TechCrunch publisher and lead writer Michael Arrington got a jump on other April Fool’s pranksters with a Monday, March 31 post entitled “Why We’re Suing Facebook for $25 million in Statutory Damages”
But Arrington gave away the punchline at a news conference at Facebook offices in mid-March, when he surprised other reporters by volunteering how he and his lawyer had thought of suing Facebook for violations to Arrington’s privacy. It was all a big joke, Arrington, formerly a Sillicon Valley lawyer, said at the time.
His Monday post says TechCrunch is filing a lawsuit against Facebook on April 1 seeking $25 million in damages, along with a related civil case for assault and battery and infliction of emotional distress.

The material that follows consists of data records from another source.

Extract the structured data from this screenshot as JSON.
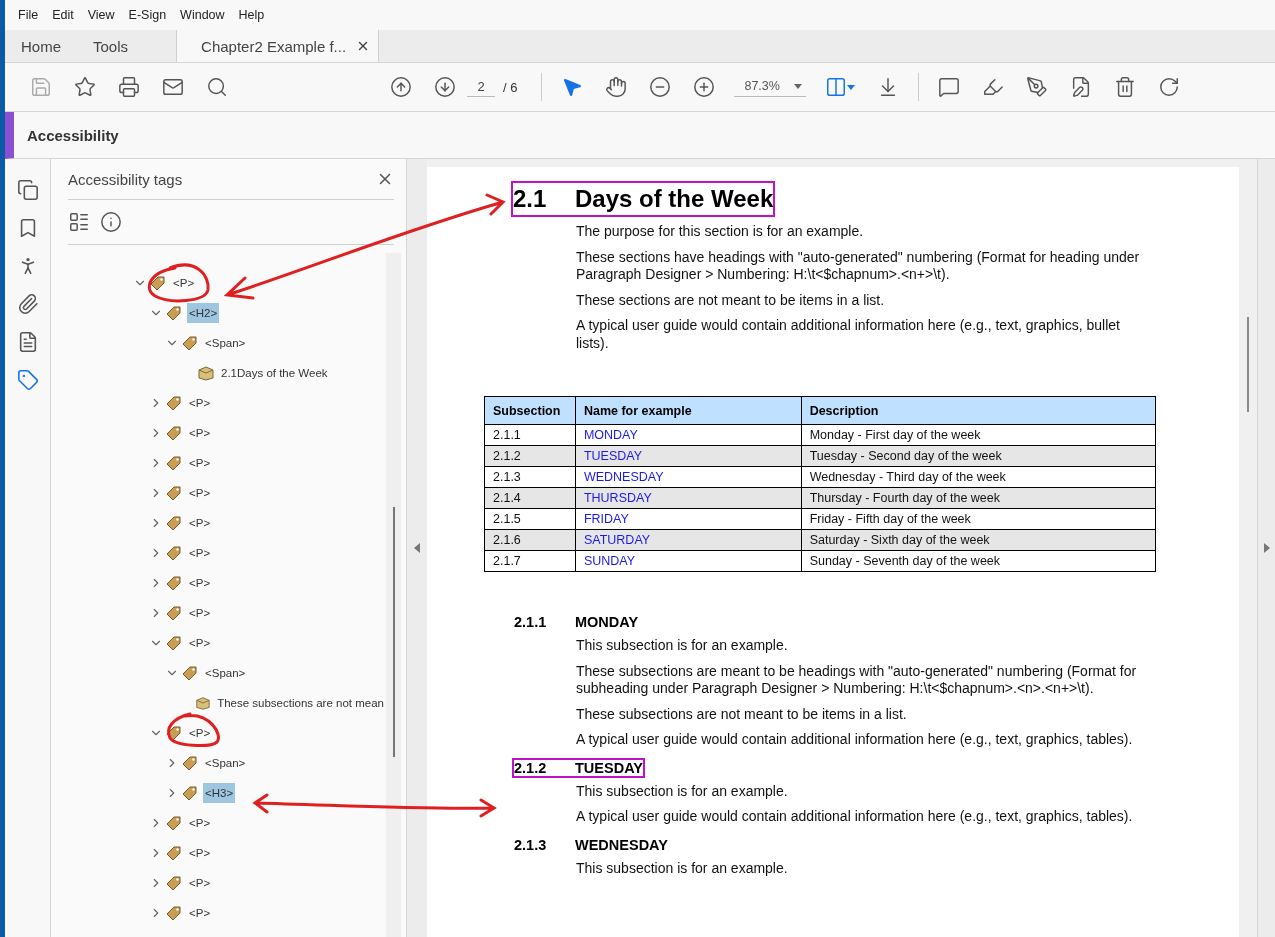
{
  "menu": [
    "File",
    "Edit",
    "View",
    "E-Sign",
    "Window",
    "Help"
  ],
  "tabs": [
    {
      "label": "Home",
      "kind": "nav",
      "selected": false
    },
    {
      "label": "Tools",
      "kind": "nav",
      "selected": false
    },
    {
      "label": "Chapter2 Example f...",
      "kind": "document",
      "selected": true
    }
  ],
  "toolbar": {
    "page": "2",
    "page_count": "/ 6",
    "zoom": "87.3%"
  },
  "tool_panel": {
    "title": "Accessibility"
  },
  "side_rail": [
    {
      "kind": "pages",
      "selected": false
    },
    {
      "kind": "bookmarks",
      "selected": false
    },
    {
      "kind": "accessibility",
      "selected": false
    },
    {
      "kind": "attachments",
      "selected": false
    },
    {
      "kind": "content",
      "selected": false
    },
    {
      "kind": "tags",
      "selected": true
    }
  ],
  "tags_panel": {
    "title": "Accessibility tags",
    "tree": [
      {
        "label": "<P>",
        "kind": "tag",
        "expanded": true,
        "selected": false,
        "children": [
          {
            "label": "<H2>",
            "kind": "tag",
            "expanded": true,
            "selected": true,
            "children": [
              {
                "label": "<Span>",
                "kind": "tag",
                "expanded": true,
                "selected": false,
                "children": [
                  {
                    "label": "2.1Days of the Week",
                    "kind": "content",
                    "selected": false
                  }
                ]
              }
            ]
          },
          {
            "label": "<P>",
            "kind": "tag",
            "expanded": false,
            "selected": false
          },
          {
            "label": "<P>",
            "kind": "tag",
            "expanded": false,
            "selected": false
          },
          {
            "label": "<P>",
            "kind": "tag",
            "expanded": false,
            "selected": false
          },
          {
            "label": "<P>",
            "kind": "tag",
            "expanded": false,
            "selected": false
          },
          {
            "label": "<P>",
            "kind": "tag",
            "expanded": false,
            "selected": false
          },
          {
            "label": "<P>",
            "kind": "tag",
            "expanded": false,
            "selected": false
          },
          {
            "label": "<P>",
            "kind": "tag",
            "expanded": false,
            "selected": false
          },
          {
            "label": "<P>",
            "kind": "tag",
            "expanded": false,
            "selected": false
          },
          {
            "label": "<P>",
            "kind": "tag",
            "expanded": true,
            "selected": false,
            "children": [
              {
                "label": "<Span>",
                "kind": "tag",
                "expanded": true,
                "selected": false,
                "children": [
                  {
                    "label": "These subsections are not mean",
                    "kind": "content",
                    "selected": false
                  }
                ]
              }
            ]
          },
          {
            "label": "<P>",
            "kind": "tag",
            "expanded": true,
            "selected": false,
            "children": [
              {
                "label": "<Span>",
                "kind": "tag",
                "expanded": false,
                "selected": false
              },
              {
                "label": "<H3>",
                "kind": "tag",
                "expanded": false,
                "selected": true
              }
            ]
          },
          {
            "label": "<P>",
            "kind": "tag",
            "expanded": false,
            "selected": false
          },
          {
            "label": "<P>",
            "kind": "tag",
            "expanded": false,
            "selected": false
          },
          {
            "label": "<P>",
            "kind": "tag",
            "expanded": false,
            "selected": false
          },
          {
            "label": "<P>",
            "kind": "tag",
            "expanded": false,
            "selected": false
          }
        ]
      }
    ]
  },
  "document": {
    "heading": {
      "number": "2.1",
      "title": "Days of the Week",
      "selected": true
    },
    "paragraphs": [
      "The purpose for this section is for an example.",
      "These sections have headings with \"auto-generated\" numbering (Format for heading under Paragraph Designer > Numbering: H:\\t<$chapnum>.<n+>\\t).",
      "These sections are not meant to be items in a list.",
      "A typical user guide would contain additional information here (e.g., text, graphics, bullet lists)."
    ],
    "table": {
      "columns": [
        "Subsection",
        "Name for example",
        "Description"
      ],
      "rows": [
        [
          "2.1.1",
          "MONDAY",
          "Monday - First day of the week"
        ],
        [
          "2.1.2",
          "TUESDAY",
          "Tuesday - Second day of the week"
        ],
        [
          "2.1.3",
          "WEDNESDAY",
          "Wednesday - Third day of the week"
        ],
        [
          "2.1.4",
          "THURSDAY",
          "Thursday - Fourth day of the week"
        ],
        [
          "2.1.5",
          "FRIDAY",
          "Friday - Fifth day of the week"
        ],
        [
          "2.1.6",
          "SATURDAY",
          "Saturday - Sixth day of the week"
        ],
        [
          "2.1.7",
          "SUNDAY",
          "Sunday - Seventh day of the week"
        ]
      ]
    },
    "subsections": [
      {
        "number": "2.1.1",
        "title": "MONDAY",
        "selected": false,
        "paragraphs": [
          "This subsection is for an example.",
          "These subsections are meant to be headings with \"auto-generated\" numbering (Format for subheading under Paragraph Designer > Numbering: H:\\t<$chapnum>.<n>.<n+>\\t).",
          "These subsections are not meant to be items in a list.",
          "A typical user guide would contain additional information here (e.g., text, graphics, tables)."
        ]
      },
      {
        "number": "2.1.2",
        "title": "TUESDAY",
        "selected": true,
        "paragraphs": [
          "This subsection is for an example.",
          "A typical user guide would contain additional information here (e.g., text, graphics, tables)."
        ]
      },
      {
        "number": "2.1.3",
        "title": "WEDNESDAY",
        "selected": false,
        "paragraphs": [
          "This subsection is for an example."
        ]
      }
    ]
  }
}
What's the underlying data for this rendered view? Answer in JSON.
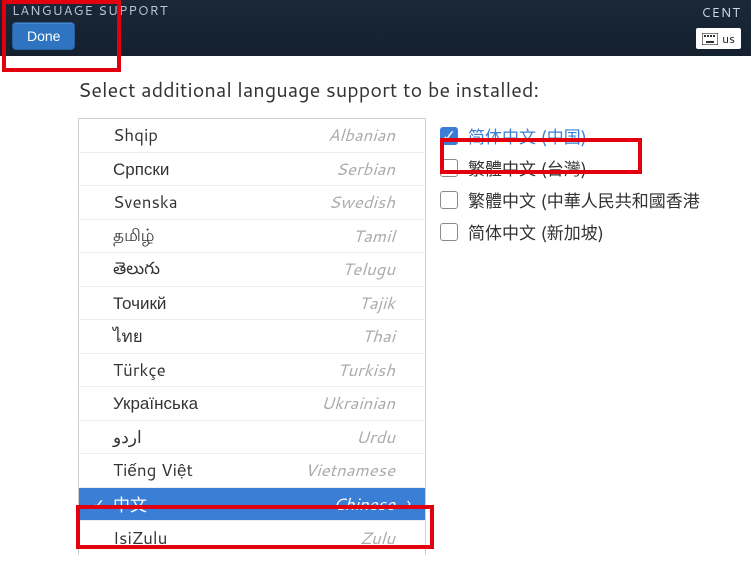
{
  "header": {
    "title": "LANGUAGE SUPPORT",
    "done_label": "Done",
    "right_text": "CENT",
    "kb_label": "us"
  },
  "prompt": "Select additional language support to be installed:",
  "languages": [
    {
      "native": "Shqip",
      "english": "Albanian",
      "selected": false
    },
    {
      "native": "Српски",
      "english": "Serbian",
      "selected": false
    },
    {
      "native": "Svenska",
      "english": "Swedish",
      "selected": false
    },
    {
      "native": "தமிழ்",
      "english": "Tamil",
      "selected": false
    },
    {
      "native": "తెలుగు",
      "english": "Telugu",
      "selected": false
    },
    {
      "native": "Точикй",
      "english": "Tajik",
      "selected": false
    },
    {
      "native": "ไทย",
      "english": "Thai",
      "selected": false
    },
    {
      "native": "Türkçe",
      "english": "Turkish",
      "selected": false
    },
    {
      "native": "Українська",
      "english": "Ukrainian",
      "selected": false
    },
    {
      "native": "اردو",
      "english": "Urdu",
      "selected": false
    },
    {
      "native": "Tiếng Việt",
      "english": "Vietnamese",
      "selected": false
    },
    {
      "native": "中文",
      "english": "Chinese",
      "selected": true
    },
    {
      "native": "IsiZulu",
      "english": "Zulu",
      "selected": false
    }
  ],
  "variants": [
    {
      "label": "简体中文 (中国)",
      "checked": true
    },
    {
      "label": "繁體中文 (台灣)",
      "checked": false
    },
    {
      "label": "繁體中文 (中華人民共和國香港",
      "checked": false
    },
    {
      "label": "简体中文 (新加坡)",
      "checked": false
    }
  ]
}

“In a round of negotiations over the lawsuit with Facebook led by Chief Privacy Officer Chris Kelly, things got out of hand. When our team of lawyers offered to settle for a mere $50 million, Kelly told me Facebook would “bury you and bury your crappy blog” if we filed the suit. He then threw his steaming hot triple soy latte espresso at me, which caused extensive second degree burns over the top half of my body. Later on, he also unfriended me.”
For the record, here is a transcript of the actual March 18 conversation that grew out of a discussion over the controversy on Facebook’s Beacon:
Arrington: “Is there anyway for users to say I don’t not want my image to promote social ads?”
Facebook VP of Product Management Matt Cohler: “There is a social add shut-off. It is an opt-out (privacy setting).”
Arrington: “Okay, so I can now stop endorsing BlockBuster movie clips, if I choose to? … It is an opt-out, not an opt-in?”
(Another reporter jumped in with a related question, then Arrington continued).
Arrington: “Do you feel as though you are on sort of on very poor legal ground with this?” referring to Beacon.
Cohler: “No, I don’t. I feel like we are on fine legal ground. To be perfectly frank.”
Arrington: “This is awesome. Actually, it’s something that is going to cost too much. My attorney wanted to sue you guys. And we are not going to sue you because I think you would (fight) it.”
Cohler: “Well, thank you.”
Arrington: “What we (Michael and his lawyer) talked about was … creating sort of a fake lawsuit (and posting it on TechCrunch). But it was going to cost too much. It was going to cost about $15 grand. But he’s like, ‘It’s an open shut case…’”
Facebook privacy officer and legal counsel Chris Kelly cut in: “Under what legal theory?”
Arrington: “California and New York privacy rights, where you are using my image and name without my permission.”
Kelly: “The terms of services are very clear on that….We have the permission that is required under those laws.”
Cohler later asked Arrington: “Is TechCrunch not working out too well for you?”
Asked by Reuters to comment via e-mail on Arrington’s post, Kelly replied: “I’ve invited him over for coffee ”
(Photos: TechCrunch, Facebook, Arrington’s Facebook profile photo)